EXERCISE AIM:
Return, from the data below, each line that contains the word "accent".

(Dataset rows for apps and sites)
§

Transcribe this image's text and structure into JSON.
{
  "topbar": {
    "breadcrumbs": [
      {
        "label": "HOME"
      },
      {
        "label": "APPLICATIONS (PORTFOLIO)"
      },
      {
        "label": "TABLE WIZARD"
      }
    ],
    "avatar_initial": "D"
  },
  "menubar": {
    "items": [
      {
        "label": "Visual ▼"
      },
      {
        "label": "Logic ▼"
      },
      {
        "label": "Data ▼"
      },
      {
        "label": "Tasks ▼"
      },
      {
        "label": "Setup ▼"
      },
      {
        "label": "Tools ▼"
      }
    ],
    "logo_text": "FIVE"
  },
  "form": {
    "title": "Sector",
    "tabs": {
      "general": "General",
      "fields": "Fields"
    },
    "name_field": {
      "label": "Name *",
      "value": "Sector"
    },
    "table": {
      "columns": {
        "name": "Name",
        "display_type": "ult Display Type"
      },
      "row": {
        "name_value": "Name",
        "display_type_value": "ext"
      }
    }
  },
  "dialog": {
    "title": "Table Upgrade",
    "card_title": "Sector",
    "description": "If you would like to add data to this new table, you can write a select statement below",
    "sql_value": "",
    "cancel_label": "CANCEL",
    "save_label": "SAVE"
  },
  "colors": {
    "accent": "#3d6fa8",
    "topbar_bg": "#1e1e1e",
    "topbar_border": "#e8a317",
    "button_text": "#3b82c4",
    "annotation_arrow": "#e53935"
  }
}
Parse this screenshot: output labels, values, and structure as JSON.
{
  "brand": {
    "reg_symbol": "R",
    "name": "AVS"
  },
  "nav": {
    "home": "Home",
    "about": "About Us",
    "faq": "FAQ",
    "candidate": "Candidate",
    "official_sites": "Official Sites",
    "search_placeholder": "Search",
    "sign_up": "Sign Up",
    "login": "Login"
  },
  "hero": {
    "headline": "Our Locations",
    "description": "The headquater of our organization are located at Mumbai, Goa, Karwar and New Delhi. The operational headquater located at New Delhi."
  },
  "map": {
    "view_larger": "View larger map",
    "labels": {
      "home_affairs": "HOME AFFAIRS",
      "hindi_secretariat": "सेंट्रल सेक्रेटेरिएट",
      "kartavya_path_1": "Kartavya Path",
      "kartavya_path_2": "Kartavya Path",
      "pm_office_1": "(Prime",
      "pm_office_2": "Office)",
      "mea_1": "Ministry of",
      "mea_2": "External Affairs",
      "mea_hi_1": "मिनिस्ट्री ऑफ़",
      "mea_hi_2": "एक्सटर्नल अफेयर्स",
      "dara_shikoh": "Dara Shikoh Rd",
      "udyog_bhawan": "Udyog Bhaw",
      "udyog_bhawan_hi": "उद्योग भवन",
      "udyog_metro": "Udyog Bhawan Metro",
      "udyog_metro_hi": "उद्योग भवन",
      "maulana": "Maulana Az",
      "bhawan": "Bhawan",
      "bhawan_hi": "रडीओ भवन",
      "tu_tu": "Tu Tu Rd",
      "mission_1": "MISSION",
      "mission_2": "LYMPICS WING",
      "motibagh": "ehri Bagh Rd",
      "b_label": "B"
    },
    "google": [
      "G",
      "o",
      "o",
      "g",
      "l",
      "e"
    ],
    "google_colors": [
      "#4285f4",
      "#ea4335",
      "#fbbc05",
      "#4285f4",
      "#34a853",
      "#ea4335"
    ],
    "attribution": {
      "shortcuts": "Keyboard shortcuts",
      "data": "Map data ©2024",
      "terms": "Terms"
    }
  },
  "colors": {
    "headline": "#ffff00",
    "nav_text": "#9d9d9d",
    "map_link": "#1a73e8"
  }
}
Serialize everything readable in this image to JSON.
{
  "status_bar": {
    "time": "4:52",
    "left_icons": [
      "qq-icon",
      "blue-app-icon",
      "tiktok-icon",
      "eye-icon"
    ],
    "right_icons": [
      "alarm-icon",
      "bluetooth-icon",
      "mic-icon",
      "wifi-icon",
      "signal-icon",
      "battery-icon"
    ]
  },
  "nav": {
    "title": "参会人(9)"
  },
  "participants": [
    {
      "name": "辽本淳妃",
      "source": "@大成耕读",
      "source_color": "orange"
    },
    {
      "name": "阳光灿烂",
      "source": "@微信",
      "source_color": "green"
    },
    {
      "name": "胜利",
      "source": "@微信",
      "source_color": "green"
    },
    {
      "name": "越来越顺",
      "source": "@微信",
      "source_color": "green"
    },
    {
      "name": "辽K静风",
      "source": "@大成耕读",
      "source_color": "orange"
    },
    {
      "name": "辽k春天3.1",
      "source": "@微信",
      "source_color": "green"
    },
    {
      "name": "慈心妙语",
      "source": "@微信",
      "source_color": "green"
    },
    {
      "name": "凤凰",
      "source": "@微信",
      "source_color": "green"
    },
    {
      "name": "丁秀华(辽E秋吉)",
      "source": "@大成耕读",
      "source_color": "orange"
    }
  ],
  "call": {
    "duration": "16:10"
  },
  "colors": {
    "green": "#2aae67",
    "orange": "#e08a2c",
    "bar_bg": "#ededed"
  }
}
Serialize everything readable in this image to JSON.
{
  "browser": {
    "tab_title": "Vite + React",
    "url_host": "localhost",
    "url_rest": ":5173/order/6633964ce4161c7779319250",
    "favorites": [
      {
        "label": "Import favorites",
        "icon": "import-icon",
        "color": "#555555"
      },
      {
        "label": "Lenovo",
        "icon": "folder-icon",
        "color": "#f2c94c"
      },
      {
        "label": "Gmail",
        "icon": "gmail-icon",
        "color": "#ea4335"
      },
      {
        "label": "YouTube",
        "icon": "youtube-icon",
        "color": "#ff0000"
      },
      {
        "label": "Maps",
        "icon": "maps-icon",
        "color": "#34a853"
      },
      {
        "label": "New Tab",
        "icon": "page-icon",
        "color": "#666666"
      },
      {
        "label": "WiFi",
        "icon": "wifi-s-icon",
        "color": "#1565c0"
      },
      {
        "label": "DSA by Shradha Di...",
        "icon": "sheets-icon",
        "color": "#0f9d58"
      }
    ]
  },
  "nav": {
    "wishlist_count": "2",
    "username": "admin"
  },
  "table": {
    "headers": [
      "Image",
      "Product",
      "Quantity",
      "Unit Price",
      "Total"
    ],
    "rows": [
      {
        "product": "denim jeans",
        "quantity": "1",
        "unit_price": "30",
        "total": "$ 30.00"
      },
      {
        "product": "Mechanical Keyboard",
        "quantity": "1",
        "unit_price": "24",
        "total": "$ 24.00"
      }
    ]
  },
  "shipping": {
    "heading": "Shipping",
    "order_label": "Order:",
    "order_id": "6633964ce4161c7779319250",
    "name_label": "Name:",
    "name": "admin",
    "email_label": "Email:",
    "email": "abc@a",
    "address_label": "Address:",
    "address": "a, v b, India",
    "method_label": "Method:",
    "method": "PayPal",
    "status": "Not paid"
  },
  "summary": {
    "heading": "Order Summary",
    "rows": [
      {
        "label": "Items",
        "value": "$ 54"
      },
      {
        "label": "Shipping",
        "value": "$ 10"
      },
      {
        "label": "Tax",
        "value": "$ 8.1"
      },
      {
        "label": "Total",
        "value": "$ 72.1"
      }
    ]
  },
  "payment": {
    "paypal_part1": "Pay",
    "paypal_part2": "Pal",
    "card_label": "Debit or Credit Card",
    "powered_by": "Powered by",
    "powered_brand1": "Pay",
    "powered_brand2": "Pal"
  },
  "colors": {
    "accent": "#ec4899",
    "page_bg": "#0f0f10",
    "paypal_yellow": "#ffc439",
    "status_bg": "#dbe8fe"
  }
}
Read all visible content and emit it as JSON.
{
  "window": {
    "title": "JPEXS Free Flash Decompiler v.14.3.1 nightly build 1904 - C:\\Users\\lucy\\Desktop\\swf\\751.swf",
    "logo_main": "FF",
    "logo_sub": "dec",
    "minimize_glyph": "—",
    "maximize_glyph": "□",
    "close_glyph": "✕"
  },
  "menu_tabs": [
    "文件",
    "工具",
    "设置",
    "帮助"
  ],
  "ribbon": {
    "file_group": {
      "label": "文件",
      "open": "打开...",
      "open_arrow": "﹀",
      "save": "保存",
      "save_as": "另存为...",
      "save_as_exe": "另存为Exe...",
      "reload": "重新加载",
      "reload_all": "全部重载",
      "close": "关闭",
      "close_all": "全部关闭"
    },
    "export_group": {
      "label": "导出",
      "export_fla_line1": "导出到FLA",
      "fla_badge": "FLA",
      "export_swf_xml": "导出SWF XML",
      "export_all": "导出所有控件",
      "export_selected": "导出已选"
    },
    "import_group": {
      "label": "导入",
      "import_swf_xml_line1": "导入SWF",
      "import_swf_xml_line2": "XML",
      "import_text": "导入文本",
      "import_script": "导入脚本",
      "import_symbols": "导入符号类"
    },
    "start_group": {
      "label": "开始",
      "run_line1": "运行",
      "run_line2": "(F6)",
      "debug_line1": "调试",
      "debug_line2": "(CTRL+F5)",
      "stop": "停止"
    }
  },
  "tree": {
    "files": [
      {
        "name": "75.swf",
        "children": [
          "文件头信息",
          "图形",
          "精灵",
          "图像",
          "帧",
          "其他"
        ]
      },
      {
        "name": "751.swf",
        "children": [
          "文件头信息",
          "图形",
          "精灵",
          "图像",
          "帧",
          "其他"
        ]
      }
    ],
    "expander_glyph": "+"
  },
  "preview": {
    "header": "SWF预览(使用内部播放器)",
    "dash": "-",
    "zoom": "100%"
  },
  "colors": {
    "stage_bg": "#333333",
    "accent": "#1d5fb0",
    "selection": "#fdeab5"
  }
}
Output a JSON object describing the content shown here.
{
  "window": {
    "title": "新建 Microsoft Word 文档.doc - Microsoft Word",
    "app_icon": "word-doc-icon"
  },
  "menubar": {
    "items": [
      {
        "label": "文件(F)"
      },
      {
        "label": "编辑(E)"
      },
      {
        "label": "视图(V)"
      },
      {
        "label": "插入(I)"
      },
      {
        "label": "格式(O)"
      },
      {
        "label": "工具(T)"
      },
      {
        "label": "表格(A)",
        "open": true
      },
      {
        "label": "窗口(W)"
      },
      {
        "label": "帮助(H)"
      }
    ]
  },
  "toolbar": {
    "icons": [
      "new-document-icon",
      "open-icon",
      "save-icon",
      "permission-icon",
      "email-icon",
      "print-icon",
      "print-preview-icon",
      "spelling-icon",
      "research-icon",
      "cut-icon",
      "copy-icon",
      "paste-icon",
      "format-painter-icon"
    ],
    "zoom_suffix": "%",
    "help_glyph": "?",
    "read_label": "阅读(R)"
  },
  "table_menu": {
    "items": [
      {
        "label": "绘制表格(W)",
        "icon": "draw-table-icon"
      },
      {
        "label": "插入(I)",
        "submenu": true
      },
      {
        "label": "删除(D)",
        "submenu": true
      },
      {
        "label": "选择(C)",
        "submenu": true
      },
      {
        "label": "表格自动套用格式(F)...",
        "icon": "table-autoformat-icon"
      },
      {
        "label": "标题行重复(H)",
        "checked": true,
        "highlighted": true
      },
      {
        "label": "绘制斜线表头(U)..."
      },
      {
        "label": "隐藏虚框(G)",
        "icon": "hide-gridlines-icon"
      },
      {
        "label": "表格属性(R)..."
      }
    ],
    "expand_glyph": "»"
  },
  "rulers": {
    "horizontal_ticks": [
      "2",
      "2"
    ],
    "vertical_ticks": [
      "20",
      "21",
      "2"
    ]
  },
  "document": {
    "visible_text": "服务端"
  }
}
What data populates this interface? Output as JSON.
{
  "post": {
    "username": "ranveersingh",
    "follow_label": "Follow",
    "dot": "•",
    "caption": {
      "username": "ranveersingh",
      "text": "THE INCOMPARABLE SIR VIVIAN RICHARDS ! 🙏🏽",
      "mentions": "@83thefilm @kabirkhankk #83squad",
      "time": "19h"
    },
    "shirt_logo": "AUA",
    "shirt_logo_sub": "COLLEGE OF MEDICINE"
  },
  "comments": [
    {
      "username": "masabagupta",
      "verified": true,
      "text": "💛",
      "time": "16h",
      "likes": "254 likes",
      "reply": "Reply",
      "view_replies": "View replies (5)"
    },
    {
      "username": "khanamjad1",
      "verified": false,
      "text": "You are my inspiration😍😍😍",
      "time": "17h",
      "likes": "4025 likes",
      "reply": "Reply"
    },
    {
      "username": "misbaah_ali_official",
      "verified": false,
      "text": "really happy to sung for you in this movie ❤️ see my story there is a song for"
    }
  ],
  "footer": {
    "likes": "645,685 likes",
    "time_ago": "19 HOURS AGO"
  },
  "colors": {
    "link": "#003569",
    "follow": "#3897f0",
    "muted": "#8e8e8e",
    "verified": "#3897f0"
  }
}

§

RESPONSE TO THE EXERCISE:
    "accent": "#3d6fa8",
    "accent": "#ec4899",
    "accent": "#1d5fb0",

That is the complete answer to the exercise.